** Opening Source data block **
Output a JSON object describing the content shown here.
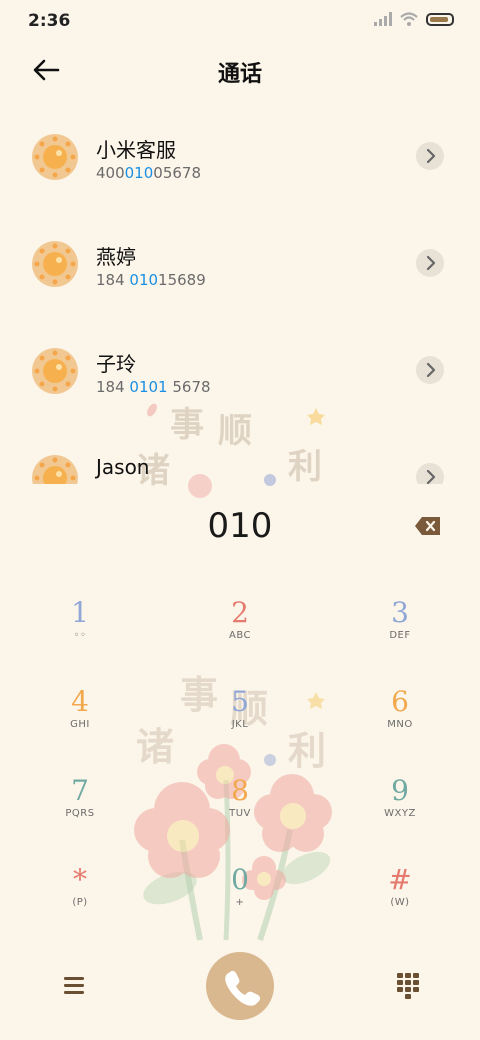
{
  "status_bar": {
    "time": "2:36"
  },
  "header": {
    "title": "通话"
  },
  "contacts": [
    {
      "name": "小米客服",
      "num_pre": "400",
      "num_hl": "010",
      "num_post": "05678"
    },
    {
      "name": "燕婷",
      "num_pre": "184 ",
      "num_hl": "010",
      "num_post": "15689"
    },
    {
      "name": "子玲",
      "num_pre": "184 ",
      "num_hl": "0101",
      "num_post": " 5678"
    },
    {
      "name": "Jason",
      "num_pre": "",
      "num_hl": "",
      "num_post": ""
    }
  ],
  "dialer": {
    "number": "010"
  },
  "keypad": {
    "keys": [
      {
        "digit": "1",
        "letters": "◦◦",
        "color": "#8FA6D6"
      },
      {
        "digit": "2",
        "letters": "ABC",
        "color": "#E57A6E"
      },
      {
        "digit": "3",
        "letters": "DEF",
        "color": "#8FA6D6"
      },
      {
        "digit": "4",
        "letters": "GHI",
        "color": "#F2A94E"
      },
      {
        "digit": "5",
        "letters": "JKL",
        "color": "#8FA6D6"
      },
      {
        "digit": "6",
        "letters": "MNO",
        "color": "#F2A94E"
      },
      {
        "digit": "7",
        "letters": "PQRS",
        "color": "#6FA9A2"
      },
      {
        "digit": "8",
        "letters": "TUV",
        "color": "#F2A94E"
      },
      {
        "digit": "9",
        "letters": "WXYZ",
        "color": "#6FA9A2"
      },
      {
        "digit": "*",
        "letters": "(P)",
        "color": "#E57A6E"
      },
      {
        "digit": "0",
        "letters": "+",
        "color": "#6FA9A2"
      },
      {
        "digit": "#",
        "letters": "(W)",
        "color": "#E57A6E"
      }
    ]
  },
  "colors": {
    "background": "#FCF6EA",
    "highlight": "#1a8fe3",
    "call_button": "#D9B890",
    "icon_brown": "#7a5a3a"
  },
  "icons": [
    "back-arrow-icon",
    "chevron-right-icon",
    "backspace-icon",
    "menu-icon",
    "phone-icon",
    "dialpad-icon"
  ]
}
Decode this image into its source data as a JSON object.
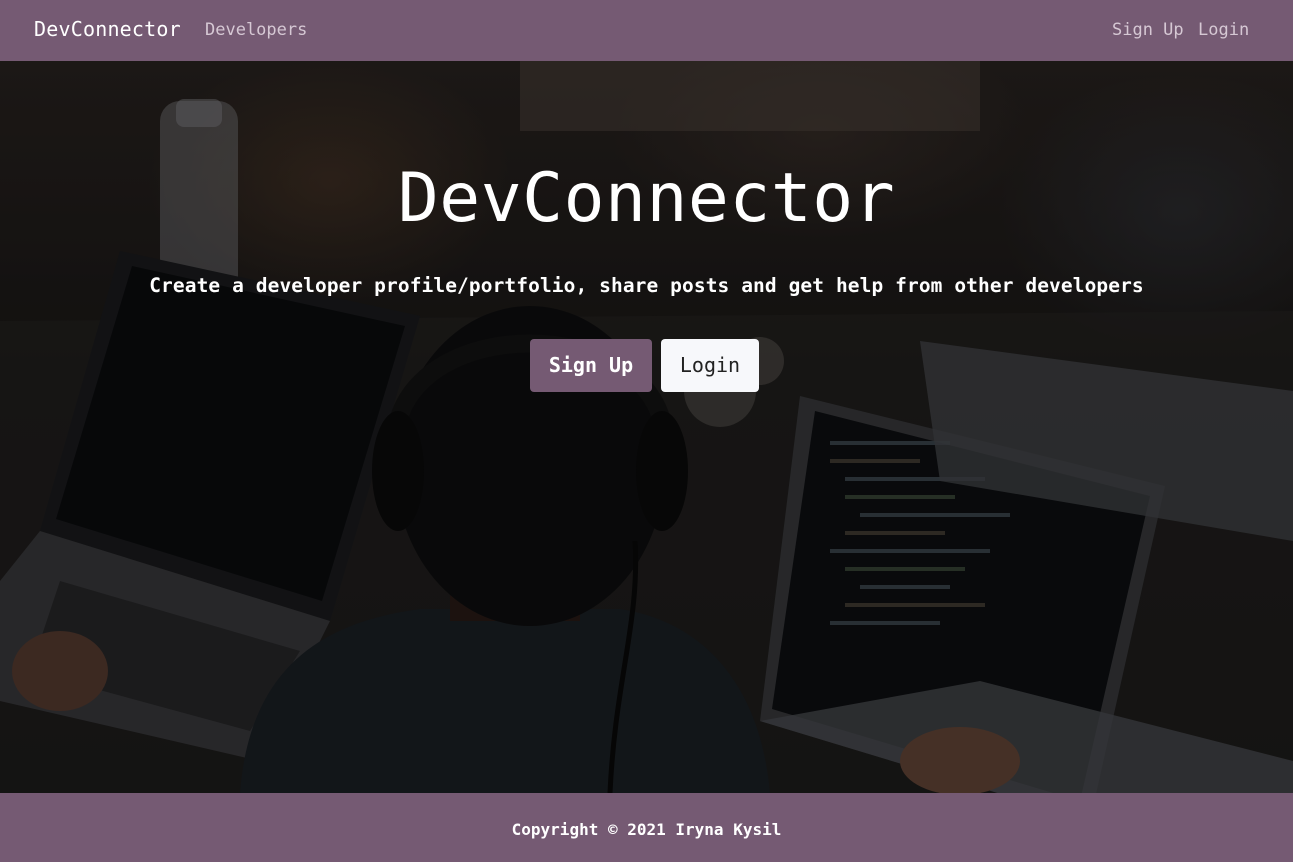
{
  "navbar": {
    "brand": "DevConnector",
    "links": {
      "developers": "Developers",
      "sign_up": "Sign Up",
      "login": "Login"
    }
  },
  "hero": {
    "title": "DevConnector",
    "subtitle": "Create a developer profile/portfolio, share posts and get help from other developers",
    "buttons": {
      "sign_up": "Sign Up",
      "login": "Login"
    }
  },
  "footer": {
    "copyright": "Copyright © 2021 Iryna Kysil"
  },
  "colors": {
    "brand": "#755a73",
    "text_light": "#ffffff",
    "button_light": "#f7f8fb"
  }
}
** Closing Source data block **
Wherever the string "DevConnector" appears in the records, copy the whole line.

    "brand": "DevConnector",
    "title": "DevConnector",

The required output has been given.